LGC last week reported a growing expectation among senior local government figures that emergency funding would be made available imminently due to concerns over a seasonal rise in demand over the winter months.
Mr Hancock, who is due to make a speech in Birmingham this afternoon, will pledge £240m to bolster services which are still struggling following a rise in emergency admissions to hospital during the summer heatwave.
He is expected to say the money is intended to prevent unnecessary emergency admissions and enable patients to leave hospitals when medically fit, while councils will also be able to invest in adaptations to people’s homes, according to a reported draft of Mr Hancock’s speech.
The Department of Health & Social care earlier this month announced NHS acute trusts will receive £145m to prepare for increased winter pressures.
Mr Hancock will say: “I have already provided funding for hospitals to make upgrades to their buildings to deal with pressures this winter. And I can announce that today I am making an extra £240m available to pay for social care packages.”
Half of the £2bn extra funding for social care announced last year was allocated in 2017-18, with a requirement that it was spent on relieving pressure on hospitals. The government injected a further £150m for 2017-18 in February.

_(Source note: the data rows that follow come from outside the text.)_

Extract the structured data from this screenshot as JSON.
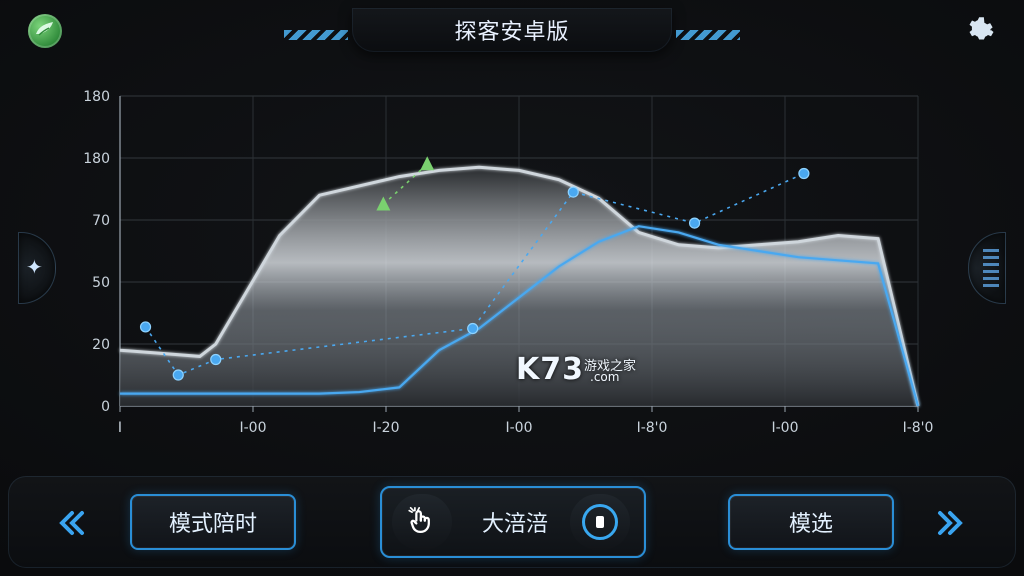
{
  "app": {
    "title": "探客安卓版",
    "logo_icon": "leaf-logo-icon",
    "settings_icon": "gear-icon"
  },
  "chart_data": {
    "type": "area",
    "yticks": [
      "180",
      "180",
      "70",
      "50",
      "20",
      "0"
    ],
    "xticks": [
      "I",
      "I-00",
      "I-20",
      "I-00",
      "I-8'0",
      "I-00",
      "I-8'0"
    ],
    "series": [
      {
        "color": "#cfd6dc",
        "x": [
          0,
          0.05,
          0.1,
          0.12,
          0.2,
          0.25,
          0.35,
          0.4,
          0.45,
          0.5,
          0.55,
          0.6,
          0.65,
          0.7,
          0.75,
          0.8,
          0.85,
          0.9,
          0.95,
          1
        ],
        "values": [
          0.18,
          0.17,
          0.16,
          0.2,
          0.55,
          0.68,
          0.74,
          0.76,
          0.77,
          0.76,
          0.73,
          0.67,
          0.56,
          0.52,
          0.51,
          0.52,
          0.53,
          0.55,
          0.54,
          0
        ]
      },
      {
        "color": "#4aa8f0",
        "x": [
          0,
          0.1,
          0.2,
          0.25,
          0.3,
          0.35,
          0.4,
          0.45,
          0.5,
          0.55,
          0.6,
          0.65,
          0.7,
          0.75,
          0.8,
          0.85,
          0.9,
          0.95,
          1
        ],
        "values": [
          0.04,
          0.04,
          0.04,
          0.04,
          0.045,
          0.06,
          0.18,
          0.25,
          0.35,
          0.45,
          0.53,
          0.58,
          0.56,
          0.52,
          0.5,
          0.48,
          0.47,
          0.46,
          0
        ]
      }
    ],
    "dotted_series": [
      {
        "color": "#4aa8f0",
        "x": [
          0.032,
          0.073,
          0.12,
          0.442,
          0.568,
          0.72,
          0.857
        ],
        "values": [
          0.255,
          0.1,
          0.15,
          0.25,
          0.69,
          0.59,
          0.75
        ]
      },
      {
        "color": "#7ad06f",
        "x": [
          0.33,
          0.385
        ],
        "values": [
          0.65,
          0.78
        ]
      }
    ]
  },
  "watermark": {
    "brand": "K73",
    "text": "游戏之家",
    "domain": ".com"
  },
  "controls": {
    "mode_button": "模式陪时",
    "center_label": "大涪涪",
    "select_button": "模选",
    "prev_icon": "chevron-left-icon",
    "next_icon": "chevron-right-icon",
    "left_icon": "hand-click-icon",
    "right_icon": "record-icon"
  }
}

Councils were also given the flexibility to raise council tax through a social care precept by 6% in the three years up to 2019-20.
The government has promised to publish a green paper on the long-term sustainability of the adult social care system this autumn.

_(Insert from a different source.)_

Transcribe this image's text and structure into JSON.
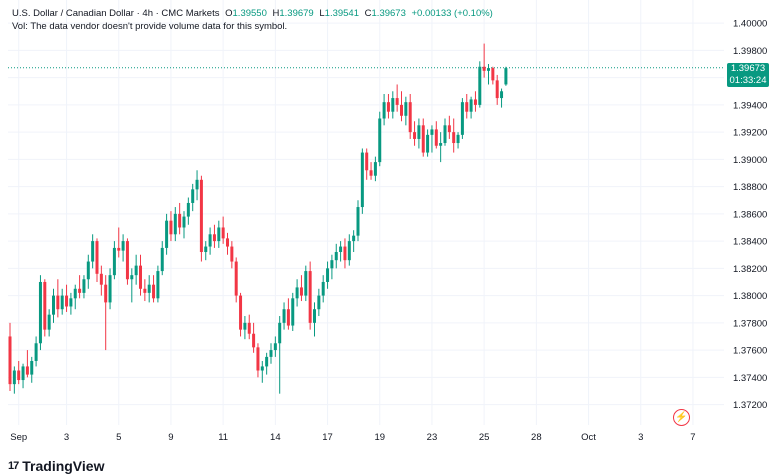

The Local Government Association, which recently published its own proposals for reform and has warned that social care is at breaking point, welcomed the cash injection but warned short-term funding is not the solution.

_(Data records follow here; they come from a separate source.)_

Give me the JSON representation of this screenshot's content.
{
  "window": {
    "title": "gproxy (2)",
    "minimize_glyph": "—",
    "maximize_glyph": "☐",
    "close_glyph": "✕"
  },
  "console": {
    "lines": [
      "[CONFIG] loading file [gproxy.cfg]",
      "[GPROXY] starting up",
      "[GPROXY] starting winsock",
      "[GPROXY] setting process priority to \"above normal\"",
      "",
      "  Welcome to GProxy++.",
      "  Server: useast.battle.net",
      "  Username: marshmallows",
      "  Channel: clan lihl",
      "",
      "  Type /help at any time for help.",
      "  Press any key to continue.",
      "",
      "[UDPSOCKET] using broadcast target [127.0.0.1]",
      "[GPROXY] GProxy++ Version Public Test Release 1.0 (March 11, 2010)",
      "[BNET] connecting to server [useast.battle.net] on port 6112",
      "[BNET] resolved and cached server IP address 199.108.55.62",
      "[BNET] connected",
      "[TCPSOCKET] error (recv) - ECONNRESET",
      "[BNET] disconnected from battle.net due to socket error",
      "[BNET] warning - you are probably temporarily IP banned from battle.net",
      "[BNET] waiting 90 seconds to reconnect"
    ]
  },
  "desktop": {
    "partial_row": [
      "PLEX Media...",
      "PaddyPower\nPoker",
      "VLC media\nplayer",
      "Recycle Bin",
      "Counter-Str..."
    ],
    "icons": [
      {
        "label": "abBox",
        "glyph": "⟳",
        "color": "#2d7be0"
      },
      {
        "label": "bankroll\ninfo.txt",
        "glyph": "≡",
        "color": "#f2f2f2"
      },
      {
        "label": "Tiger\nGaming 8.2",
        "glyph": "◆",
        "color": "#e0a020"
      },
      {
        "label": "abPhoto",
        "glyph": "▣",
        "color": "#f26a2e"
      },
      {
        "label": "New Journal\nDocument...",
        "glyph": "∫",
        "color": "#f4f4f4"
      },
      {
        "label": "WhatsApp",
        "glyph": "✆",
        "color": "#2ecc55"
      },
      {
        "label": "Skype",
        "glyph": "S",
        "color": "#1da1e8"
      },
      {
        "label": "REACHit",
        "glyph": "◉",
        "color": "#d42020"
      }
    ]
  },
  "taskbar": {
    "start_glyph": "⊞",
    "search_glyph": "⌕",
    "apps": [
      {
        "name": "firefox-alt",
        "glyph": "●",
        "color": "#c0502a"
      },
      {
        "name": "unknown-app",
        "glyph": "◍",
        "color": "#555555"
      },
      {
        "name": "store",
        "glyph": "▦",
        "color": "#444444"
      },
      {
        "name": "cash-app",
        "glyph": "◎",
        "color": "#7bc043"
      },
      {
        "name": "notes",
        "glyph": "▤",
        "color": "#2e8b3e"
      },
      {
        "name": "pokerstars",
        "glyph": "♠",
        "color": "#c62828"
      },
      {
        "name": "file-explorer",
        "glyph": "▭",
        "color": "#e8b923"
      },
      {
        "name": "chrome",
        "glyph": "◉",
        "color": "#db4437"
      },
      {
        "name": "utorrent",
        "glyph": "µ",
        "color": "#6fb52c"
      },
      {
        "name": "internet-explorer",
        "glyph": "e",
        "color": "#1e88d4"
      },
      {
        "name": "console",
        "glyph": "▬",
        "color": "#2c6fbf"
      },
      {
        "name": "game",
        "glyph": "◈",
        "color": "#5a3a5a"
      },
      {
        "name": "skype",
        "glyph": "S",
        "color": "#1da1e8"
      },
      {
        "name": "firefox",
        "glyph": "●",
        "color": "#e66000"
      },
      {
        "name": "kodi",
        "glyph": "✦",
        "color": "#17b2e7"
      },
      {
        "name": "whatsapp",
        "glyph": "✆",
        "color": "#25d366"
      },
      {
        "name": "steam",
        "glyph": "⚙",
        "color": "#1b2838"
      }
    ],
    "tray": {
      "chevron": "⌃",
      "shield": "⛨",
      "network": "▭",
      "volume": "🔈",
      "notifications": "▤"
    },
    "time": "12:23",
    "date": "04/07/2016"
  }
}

David Williams (Con), County Councils Network spokesman for health and social care, welcomed the “desperately needed resource” but said counties have had to save £700m this year.
“This one-off, in-year funding cannot underpin ongoing resourcing and workforce strategies and perpetuates a trend of short-termism we have seen from successive governments when it comes to adult social care,” Cllr Williams said.
“With the 36 county authorities in the CCN membership facing a funding black hole of £1.4bn next year, further injection of funding for all services will be required for the next financial year in excess of what councils will receive from today’s announcement.”
George McNamara, director of policy at Independent Age, the older people’s charity, said: “The social care budget has been cut by the equivalent of over £2m a day since 2010, so this announcement simply rolls back cuts over the past four months.
“This announcement is a headline-grabbing gesture, but in reality it is woefully inadequate to address the long-term funding crisis in social care.”
While Glen Garrod, president of the Association of Directors of Adult Social Services, described the funding as “welcome”, he added: “This funding can only be a temporary and partial ‘fix’ - we need to go much further, much faster, if we are to truly support people in the community.”